Dry eye: you have heard the term before, but do you really know what it is? Dry eye is a little more complicated than it sounds, and the resulting consequences go beyond simple dryness. With the widespread use of face masks to reduce disease transmission during the COVID-19 pandemic, we’ve seen that dry eye symptoms are increasing in our patients who are regularly wearing them. Research from the University of Utah published in the journal Ophthalmology and Therapy suggests that face masks without a tight fit can direct airflow from breathing up and across the eye surface, facilitating evaporation that promotes dry eye.
Dry eye can also be caused by a number of underlying conditions, ranging from the natural aging process to side effects of prescription drugs, structural problems with the eye lids (lid margin disease, blepharitis) and side effects of certain diseases, such as Sjogren’s syndrome, rheumatoid arthritis, and other collagen vascular diseases.

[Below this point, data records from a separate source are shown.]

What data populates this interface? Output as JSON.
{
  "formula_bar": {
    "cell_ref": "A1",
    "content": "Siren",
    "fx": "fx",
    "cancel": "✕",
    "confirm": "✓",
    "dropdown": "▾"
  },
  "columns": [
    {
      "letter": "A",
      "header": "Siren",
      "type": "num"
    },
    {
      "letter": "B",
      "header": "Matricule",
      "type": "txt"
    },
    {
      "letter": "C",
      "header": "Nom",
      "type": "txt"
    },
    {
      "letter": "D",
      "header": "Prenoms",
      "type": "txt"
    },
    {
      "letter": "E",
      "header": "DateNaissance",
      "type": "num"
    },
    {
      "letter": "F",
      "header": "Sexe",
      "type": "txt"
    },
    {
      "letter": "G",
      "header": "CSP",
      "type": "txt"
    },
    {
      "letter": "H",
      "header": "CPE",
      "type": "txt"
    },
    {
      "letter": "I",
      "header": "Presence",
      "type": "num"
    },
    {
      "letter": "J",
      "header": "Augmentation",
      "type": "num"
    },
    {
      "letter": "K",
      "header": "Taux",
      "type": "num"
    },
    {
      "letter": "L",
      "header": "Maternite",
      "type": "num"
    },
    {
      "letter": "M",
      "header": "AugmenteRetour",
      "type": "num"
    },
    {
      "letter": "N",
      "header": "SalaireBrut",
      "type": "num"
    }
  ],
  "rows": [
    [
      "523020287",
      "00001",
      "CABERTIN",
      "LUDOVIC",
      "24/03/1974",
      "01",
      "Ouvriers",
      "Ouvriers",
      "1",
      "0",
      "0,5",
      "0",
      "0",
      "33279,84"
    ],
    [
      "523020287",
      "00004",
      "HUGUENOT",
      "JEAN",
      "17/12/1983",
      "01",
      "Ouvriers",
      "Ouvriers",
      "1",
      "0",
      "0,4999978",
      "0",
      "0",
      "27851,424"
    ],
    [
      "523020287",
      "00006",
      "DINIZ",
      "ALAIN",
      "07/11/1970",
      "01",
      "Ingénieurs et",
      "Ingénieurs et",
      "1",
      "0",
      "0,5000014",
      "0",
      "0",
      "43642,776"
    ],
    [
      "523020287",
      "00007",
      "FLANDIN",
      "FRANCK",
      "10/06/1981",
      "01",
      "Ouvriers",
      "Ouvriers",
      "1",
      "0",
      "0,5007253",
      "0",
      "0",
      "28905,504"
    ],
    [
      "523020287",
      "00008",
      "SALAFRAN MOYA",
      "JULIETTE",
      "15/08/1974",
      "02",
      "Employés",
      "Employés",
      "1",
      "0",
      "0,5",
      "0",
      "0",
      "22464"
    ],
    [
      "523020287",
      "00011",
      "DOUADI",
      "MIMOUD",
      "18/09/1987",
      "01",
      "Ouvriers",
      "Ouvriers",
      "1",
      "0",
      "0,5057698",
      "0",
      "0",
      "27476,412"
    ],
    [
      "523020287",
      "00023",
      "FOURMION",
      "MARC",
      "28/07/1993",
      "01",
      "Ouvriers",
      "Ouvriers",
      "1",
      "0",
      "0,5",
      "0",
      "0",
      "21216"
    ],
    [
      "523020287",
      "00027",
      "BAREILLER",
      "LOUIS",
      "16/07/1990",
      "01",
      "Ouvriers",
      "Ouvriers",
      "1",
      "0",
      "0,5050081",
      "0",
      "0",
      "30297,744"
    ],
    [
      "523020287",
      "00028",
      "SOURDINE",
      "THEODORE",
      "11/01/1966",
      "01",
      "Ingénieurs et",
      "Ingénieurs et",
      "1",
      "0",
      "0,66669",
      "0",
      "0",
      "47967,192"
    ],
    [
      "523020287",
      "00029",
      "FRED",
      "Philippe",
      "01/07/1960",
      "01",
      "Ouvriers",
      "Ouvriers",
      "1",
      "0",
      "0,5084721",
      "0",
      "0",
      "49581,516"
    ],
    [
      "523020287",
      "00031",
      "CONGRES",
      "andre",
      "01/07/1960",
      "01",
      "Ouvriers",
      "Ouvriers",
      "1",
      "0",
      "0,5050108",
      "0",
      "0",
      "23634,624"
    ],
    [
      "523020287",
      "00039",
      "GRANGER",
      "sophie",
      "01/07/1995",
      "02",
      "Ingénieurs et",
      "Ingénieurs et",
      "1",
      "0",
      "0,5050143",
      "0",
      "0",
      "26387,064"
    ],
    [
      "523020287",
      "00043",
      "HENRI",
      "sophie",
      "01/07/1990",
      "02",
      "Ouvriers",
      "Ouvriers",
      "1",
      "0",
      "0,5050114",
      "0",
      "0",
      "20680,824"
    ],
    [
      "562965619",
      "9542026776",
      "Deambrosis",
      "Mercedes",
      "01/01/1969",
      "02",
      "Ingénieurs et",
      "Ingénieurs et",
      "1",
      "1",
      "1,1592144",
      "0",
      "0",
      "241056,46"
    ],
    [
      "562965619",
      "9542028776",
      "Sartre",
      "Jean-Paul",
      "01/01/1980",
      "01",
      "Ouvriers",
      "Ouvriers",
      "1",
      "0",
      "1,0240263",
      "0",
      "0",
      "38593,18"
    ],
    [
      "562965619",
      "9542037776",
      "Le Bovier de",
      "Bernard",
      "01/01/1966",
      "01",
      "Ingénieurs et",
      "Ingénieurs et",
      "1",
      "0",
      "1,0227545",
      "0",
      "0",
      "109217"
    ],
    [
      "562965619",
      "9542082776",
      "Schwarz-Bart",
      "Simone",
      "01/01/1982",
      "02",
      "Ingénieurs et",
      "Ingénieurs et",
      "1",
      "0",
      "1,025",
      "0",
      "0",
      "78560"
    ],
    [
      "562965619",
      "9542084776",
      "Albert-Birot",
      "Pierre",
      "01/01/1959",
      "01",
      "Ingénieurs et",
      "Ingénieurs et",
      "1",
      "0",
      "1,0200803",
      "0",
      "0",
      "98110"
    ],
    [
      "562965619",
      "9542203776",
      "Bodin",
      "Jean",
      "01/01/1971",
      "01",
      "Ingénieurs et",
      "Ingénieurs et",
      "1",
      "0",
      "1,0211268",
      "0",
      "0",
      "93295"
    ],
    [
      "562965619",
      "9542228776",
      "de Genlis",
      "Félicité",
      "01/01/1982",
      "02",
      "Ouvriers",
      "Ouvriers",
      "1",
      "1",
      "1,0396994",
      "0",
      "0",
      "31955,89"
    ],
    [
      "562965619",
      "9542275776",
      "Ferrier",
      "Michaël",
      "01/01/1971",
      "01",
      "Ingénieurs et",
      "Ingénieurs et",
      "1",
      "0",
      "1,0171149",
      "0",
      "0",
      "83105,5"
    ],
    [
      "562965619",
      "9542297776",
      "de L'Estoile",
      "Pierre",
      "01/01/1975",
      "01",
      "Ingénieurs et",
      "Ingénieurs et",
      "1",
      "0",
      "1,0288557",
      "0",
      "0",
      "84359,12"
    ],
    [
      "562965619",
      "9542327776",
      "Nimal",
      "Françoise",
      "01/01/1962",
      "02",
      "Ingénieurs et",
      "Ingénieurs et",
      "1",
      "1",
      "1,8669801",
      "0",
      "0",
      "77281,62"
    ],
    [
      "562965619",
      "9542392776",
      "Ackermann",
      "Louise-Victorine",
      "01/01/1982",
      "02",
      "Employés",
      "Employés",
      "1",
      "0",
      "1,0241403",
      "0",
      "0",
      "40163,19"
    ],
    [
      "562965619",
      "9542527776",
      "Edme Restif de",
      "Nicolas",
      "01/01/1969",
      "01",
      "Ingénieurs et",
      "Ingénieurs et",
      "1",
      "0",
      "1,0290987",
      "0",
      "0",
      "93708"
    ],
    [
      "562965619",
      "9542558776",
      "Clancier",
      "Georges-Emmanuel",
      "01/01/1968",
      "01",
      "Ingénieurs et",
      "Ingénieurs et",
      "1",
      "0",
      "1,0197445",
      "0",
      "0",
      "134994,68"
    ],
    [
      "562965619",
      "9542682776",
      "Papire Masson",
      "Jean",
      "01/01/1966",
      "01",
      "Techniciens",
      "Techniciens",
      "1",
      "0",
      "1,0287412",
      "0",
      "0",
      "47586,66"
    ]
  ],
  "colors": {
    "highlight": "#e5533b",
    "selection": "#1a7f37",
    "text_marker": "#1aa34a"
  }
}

Your eye depends on tears, a combination of water, oils, mucus, and antibodies, to provide constant moisture and lubrication in order to maintain not only comfort, but also proper vision. When there is an imbalance in the tear system, a person can experience dry eye. If you are experiencing eye stinging or burning, itching, inability to keep eyes open for long periods of time, the constant feeling of something in your eye, or excess tearing, then you may be suffering from dry eye. It is important to bring these symptoms up to your eye doctor – optometrist or ophthalmologist – to start treatment as soon as possible.
Thankfully, there are several treatments currently available for dry eye. Eye drops, which are artificial tears that can help keep your eyes properly lubricated, are an over-the-counter method of treating dry eye. Also, certain medications and topical steroids are non-invasive methods that can be used to temporarily bring the tear film to a healthy and stable state. These treatment options are typically successful, but there are also surgical options, such as temporary and permanent punctual occlusion, that your eye doctor can consider if symptoms persist.
If you believe you are experiencing dry eye, whether it is a chronic issue or if your symptoms started because of regularly wearing a face mask, it’s vital to let your eye care provider know. While untreated chronic dry eye may cause permanent damage to your eye, there are very successful and accessible treatments available. Even if you are not suffering from dry eye, these dry eye symptoms may be caused by another eye disorder which may need treatment by a specialist.
For more on this topic or other questions, contact Anne Arundel Eye Center. The staff is dedicated to making the best eye care accessible to everyone – call 410-224-2010.